Cheon, Y., Lee, C.H., Eun, S.Y., Park, G.D., Chung, C.H., Kim, J., & Lee, M.S. (2024). Vigeo attenuates cartilage and bone destruction in a collagen‑induced arthritis mouse model by reducing production of pro‑inflammatory cytokines. Experimental and Therapeutic Medicine, 27, 208.
Cheon, Y., Lee, C. H., Eun, S. Y., Park, G. D., Chung, C. H., Kim, J., Lee, M. S."Vigeo attenuates cartilage and bone destruction in a collagen‑induced arthritis mouse model by reducing production of pro‑inflammatory cytokines". Experimental and Therapeutic Medicine 27.5 (2024): 208.

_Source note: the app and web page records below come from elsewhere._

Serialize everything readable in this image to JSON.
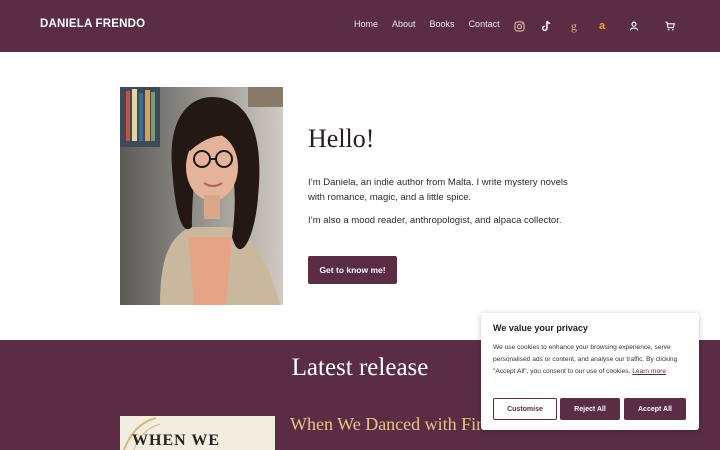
{
  "header": {
    "brand": "DANIELA FRENDO",
    "nav": [
      "Home",
      "About",
      "Books",
      "Contact"
    ],
    "icons": [
      "instagram-icon",
      "tiktok-icon",
      "goodreads-icon",
      "amazon-icon",
      "user-icon",
      "cart-icon"
    ],
    "goodreads_glyph": "g",
    "amazon_glyph": "a"
  },
  "hero": {
    "heading": "Hello!",
    "paragraph1": "I’m Daniela, an indie author from Malta. I write mystery novels with romance, magic, and a little spice.",
    "paragraph2": "I’m also a mood reader, anthropologist, and alpaca collector.",
    "cta_label": "Get to know me!"
  },
  "release": {
    "section_title": "Latest release",
    "book_title": "When We Danced with Fire",
    "cover_text": "WHEN WE"
  },
  "cookie": {
    "title": "We value your privacy",
    "text": "We use cookies to enhance your browsing experience, serve personalised ads or content, and analyse our traffic. By clicking \"Accept All\", you consent to our use of cookies.",
    "learn_more": "Learn more",
    "customise": "Customise",
    "reject": "Reject All",
    "accept": "Accept All"
  },
  "colors": {
    "brand_plum": "#5a2d45",
    "gold": "#e8c48a",
    "amazon": "#f0a030",
    "goodreads": "#d8b28a"
  }
}
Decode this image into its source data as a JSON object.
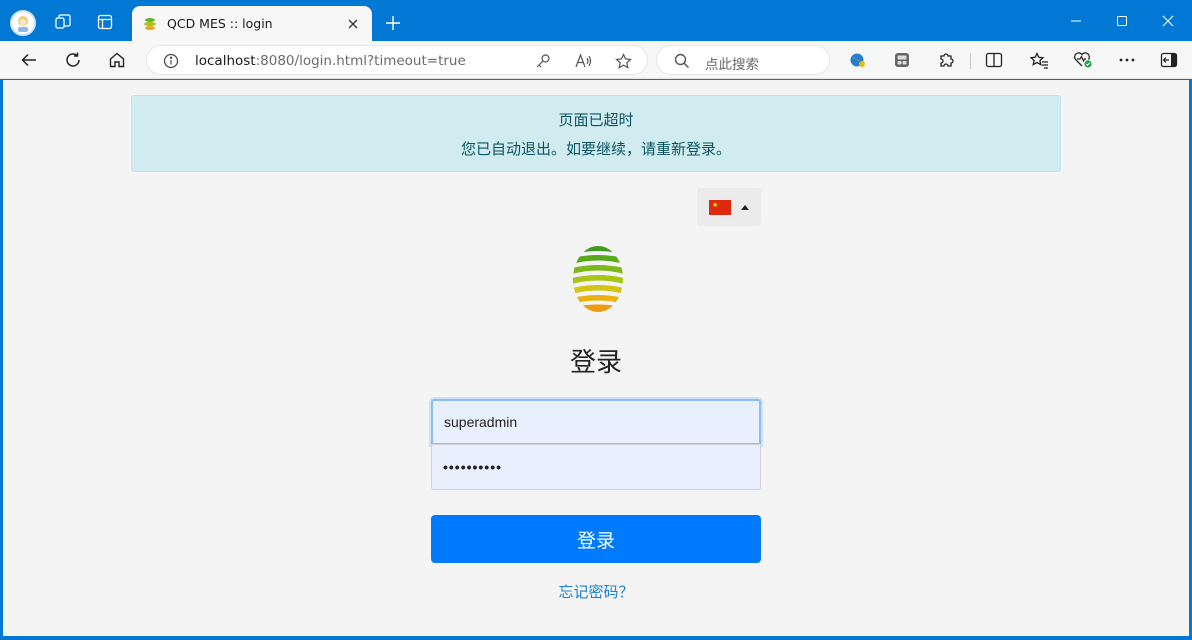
{
  "browser": {
    "tab_title": "QCD MES :: login",
    "url_host": "localhost",
    "url_rest": ":8080/login.html?timeout=true",
    "search_placeholder": "点此搜索",
    "accent": "#0078d4"
  },
  "page": {
    "alert_title": "页面已超时",
    "alert_message": "您已自动退出。如要继续，请重新登录。",
    "language_flag": "cn-flag-icon",
    "heading": "登录",
    "username_value": "superadmin",
    "password_masked": "••••••••••",
    "submit_label": "登录",
    "forgot_link": "忘记密码？",
    "primary_color": "#007bff",
    "alert_color": "#d1ecf1"
  }
}
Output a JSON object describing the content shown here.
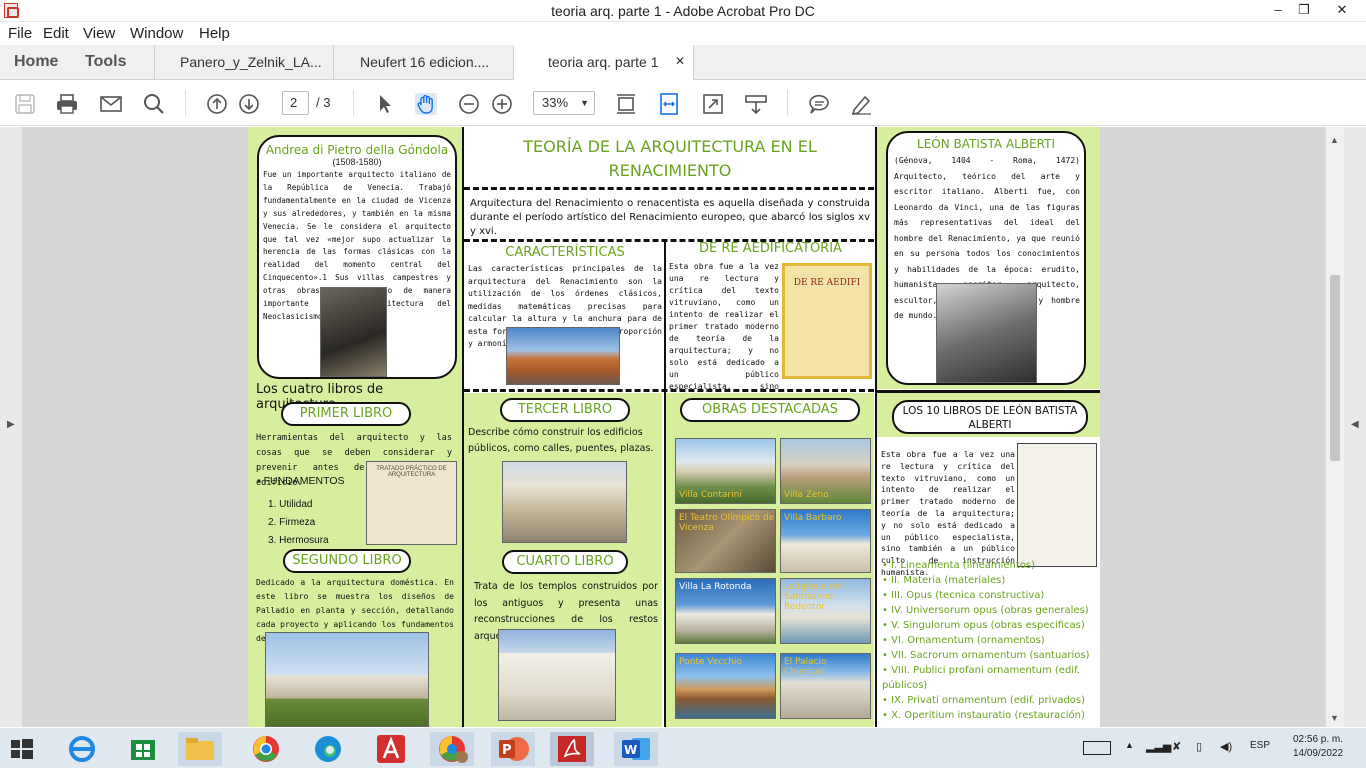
{
  "window": {
    "title": "teoria arq. parte 1 - Adobe Acrobat Pro DC",
    "minimize": "–",
    "maximize": "❐",
    "close": "✕"
  },
  "menu": [
    "File",
    "Edit",
    "View",
    "Window",
    "Help"
  ],
  "nav": {
    "home": "Home",
    "tools": "Tools"
  },
  "tabs": [
    {
      "label": "Panero_y_Zelnik_LA..."
    },
    {
      "label": "Neufert 16 edicion...."
    },
    {
      "label": "teoria arq. parte 1",
      "close": "✕"
    }
  ],
  "toolbar": {
    "page_current": "2",
    "page_total": "/ 3",
    "zoom": "33%"
  },
  "doc": {
    "gondola": {
      "title": "Andrea di Pietro della Góndola",
      "dates": "(1508-1580)",
      "text": "Fue un importante arquitecto italiano de la República de Venecia. Trabajó fundamentalmente en la ciudad de Vicenza y sus alrededores, y también en la misma Venecia. Se le considera el arquitecto que tal vez «mejor supo actualizar la herencia de las formas clásicas con la realidad del momento central del Cinquecento».1 Sus villas campestres y otras obras han influido de manera importante en la arquitectura del Neoclasicismo."
    },
    "main_title": "TEORÍA DE LA ARQUITECTURA EN EL RENACIMIENTO",
    "intro": "Arquitectura del Renacimiento o renacentista es aquella diseñada y construida durante el período artístico del Renacimiento europeo, que abarcó los siglos xv y xvi.",
    "caract": {
      "title": "CARACTERÍSTICAS",
      "text": "Las características principales de la arquitectura del Renacimiento son la utilización de los órdenes clásicos, medidas matemáticas precisas para calcular la altura y la anchura para de esta forma alcanzar simetría, proporción y armonía."
    },
    "dere": {
      "title": "DE RE AEDIFICATORIA",
      "text": "Esta obra fue a la vez una re lectura y crítica del texto vitruviano, como un intento de realizar el primer tratado moderno de teoría de la arquitectura; y no solo está dedicado a un público especialista, sino también a un público culto de instrucción humanista.",
      "book": "DE RE AEDIFI"
    },
    "alberti": {
      "title": "LEÓN BATISTA ALBERTI",
      "text": "(Génova, 1404 - Roma, 1472) Arquitecto, teórico del arte y escritor italiano. Alberti fue, con Leonardo da Vinci, una de las figuras más representativas del ideal del hombre del Renacimiento, ya que reunió en su persona todos los conocimientos y habilidades de la época: erudito, humanista, escritor, arquitecto, escultor, pintor, cortesano y hombre de mundo."
    },
    "cuatro": {
      "title": "Los cuatro libros de arquitectura",
      "primer": "PRIMER LIBRO",
      "primer_text": "Herramientas del arquitecto y las cosas que se deben considerar y prevenir antes de construir un edificio.",
      "fundamentos": "FUNDAMENTOS",
      "items": [
        "Utilidad",
        "Firmeza",
        "Hermosura"
      ],
      "book": "TRATADO PRÁCTICO DE ARQUITECTURA",
      "segundo": "SEGUNDO LIBRO",
      "segundo_text": "Dedicado a la arquitectura doméstica. En este libro se muestra los diseños de Palladio en planta y sección, detallando cada proyecto y aplicando los fundamentos del libro I."
    },
    "tercer": {
      "title": "TERCER LIBRO",
      "text": "Describe cómo construir los edificios públicos, como calles, puentes, plazas."
    },
    "cuarto": {
      "title": "CUARTO LIBRO",
      "text": "Trata de los templos construidos por los antiguos y presenta unas reconstrucciones de los restos arqueológicos de Roma."
    },
    "obras": {
      "title": "OBRAS DESTACADAS",
      "items": [
        "Villa Contarini",
        "Villa Zeno",
        "El Teatro Olímpico de Vicenza",
        "Villa Barbaro",
        "Villa La Rotonda",
        "La Iglesia del Santíssimo Redentor",
        "Ponte Vecchio",
        "El Palacio Chiericati"
      ]
    },
    "diez": {
      "title": "LOS 10 LIBROS DE LEÓN BATISTA ALBERTI",
      "text": "Esta obra fue a la vez una re lectura y crítica del texto vitruviano, como un intento de realizar el primer tratado moderno de teoría de la arquitectura; y no solo está dedicado a un público especialista, sino también a un público culto de instrucción humanista.",
      "items": [
        "I. Lineamenta (lineamientos)",
        "II. Materia (materiales)",
        "III. Opus (tecnica constructiva)",
        "IV. Universorum opus (obras generales)",
        "V. Singulorum opus (obras especificas)",
        "VI. Ornamentum (ornamentos)",
        "VII. Sacrorum ornamentum (santuarios)",
        "VIII. Publici profani ornamentum (edif. públicos)",
        "IX. Privati ornamentum (edif. privados)",
        "X. Operitium instauratio (restauración)"
      ]
    }
  },
  "taskbar": {
    "lang": "ESP",
    "time": "02:56 p. m.",
    "date": "14/09/2022"
  }
}
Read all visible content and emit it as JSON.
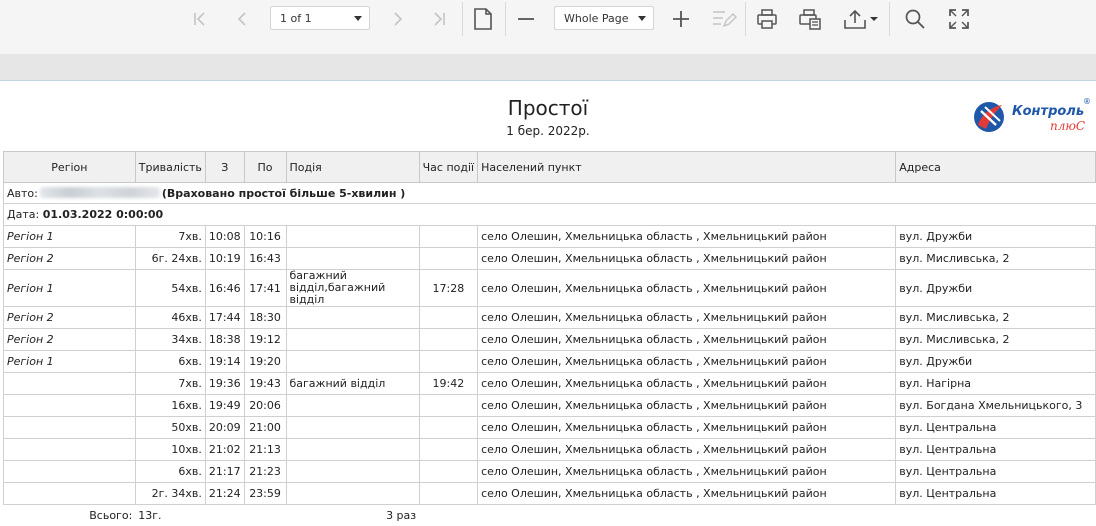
{
  "toolbar": {
    "page_select": "1 of 1",
    "zoom_select": "Whole Page"
  },
  "report": {
    "title": "Простої",
    "date": "1 бер. 2022р.",
    "logo": {
      "text_main": "Контроль",
      "text_sub": "плюС",
      "registered": "®"
    },
    "columns": [
      "Регіон",
      "Тривалість",
      "З",
      "По",
      "Подія",
      "Час події",
      "Населений пункт",
      "Адреса"
    ],
    "auto_label": "Авто:",
    "auto_note": "(Враховано простої більше 5-хвилин )",
    "date_label": "Дата:",
    "date_value": "01.03.2022 0:00:00",
    "rows": [
      {
        "region": "Регіон 1",
        "duration": "7хв.",
        "from": "10:08",
        "to": "10:16",
        "event": "",
        "event_time": "",
        "locality": "село Олешин, Хмельницька область , Хмельницький район",
        "address": "вул. Дружби"
      },
      {
        "region": "Регіон 2",
        "duration": "6г. 24хв.",
        "from": "10:19",
        "to": "16:43",
        "event": "",
        "event_time": "",
        "locality": "село Олешин, Хмельницька область , Хмельницький район",
        "address": "вул. Мисливська, 2"
      },
      {
        "region": "Регіон 1",
        "duration": "54хв.",
        "from": "16:46",
        "to": "17:41",
        "event": "багажний відділ,багажний відділ",
        "event_time": "17:28",
        "locality": "село Олешин, Хмельницька область , Хмельницький район",
        "address": "вул. Дружби"
      },
      {
        "region": "Регіон 2",
        "duration": "46хв.",
        "from": "17:44",
        "to": "18:30",
        "event": "",
        "event_time": "",
        "locality": "село Олешин, Хмельницька область , Хмельницький район",
        "address": "вул. Мисливська, 2"
      },
      {
        "region": "Регіон 2",
        "duration": "34хв.",
        "from": "18:38",
        "to": "19:12",
        "event": "",
        "event_time": "",
        "locality": "село Олешин, Хмельницька область , Хмельницький район",
        "address": "вул. Мисливська, 2"
      },
      {
        "region": "Регіон 1",
        "duration": "6хв.",
        "from": "19:14",
        "to": "19:20",
        "event": "",
        "event_time": "",
        "locality": "село Олешин, Хмельницька область , Хмельницький район",
        "address": "вул. Дружби"
      },
      {
        "region": "",
        "duration": "7хв.",
        "from": "19:36",
        "to": "19:43",
        "event": "багажний відділ",
        "event_time": "19:42",
        "locality": "село Олешин, Хмельницька область , Хмельницький район",
        "address": "вул. Нагірна"
      },
      {
        "region": "",
        "duration": "16хв.",
        "from": "19:49",
        "to": "20:06",
        "event": "",
        "event_time": "",
        "locality": "село Олешин, Хмельницька область , Хмельницький район",
        "address": "вул. Богдана Хмельницького, 3"
      },
      {
        "region": "",
        "duration": "50хв.",
        "from": "20:09",
        "to": "21:00",
        "event": "",
        "event_time": "",
        "locality": "село Олешин, Хмельницька область , Хмельницький район",
        "address": "вул. Центральна"
      },
      {
        "region": "",
        "duration": "10хв.",
        "from": "21:02",
        "to": "21:13",
        "event": "",
        "event_time": "",
        "locality": "село Олешин, Хмельницька область , Хмельницький район",
        "address": "вул. Центральна"
      },
      {
        "region": "",
        "duration": "6хв.",
        "from": "21:17",
        "to": "21:23",
        "event": "",
        "event_time": "",
        "locality": "село Олешин, Хмельницька область , Хмельницький район",
        "address": "вул. Центральна"
      },
      {
        "region": "",
        "duration": "2г. 34хв.",
        "from": "21:24",
        "to": "23:59",
        "event": "",
        "event_time": "",
        "locality": "село Олешин, Хмельницька область , Хмельницький район",
        "address": "вул. Центральна"
      }
    ],
    "total": {
      "label": "Всього:",
      "duration": "13г.",
      "count": "3 раз"
    }
  }
}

Cheon, Y., Lee, C. H., Eun, S. Y., Park, G. D., Chung, C. H., Kim, J., Lee, M. S."Vigeo attenuates cartilage and bone destruction in a collagen‑induced arthritis mouse model by reducing production of pro‑inflammatory cytokines". Experimental and Therapeutic Medicine 27, no. 5 (2024): 208.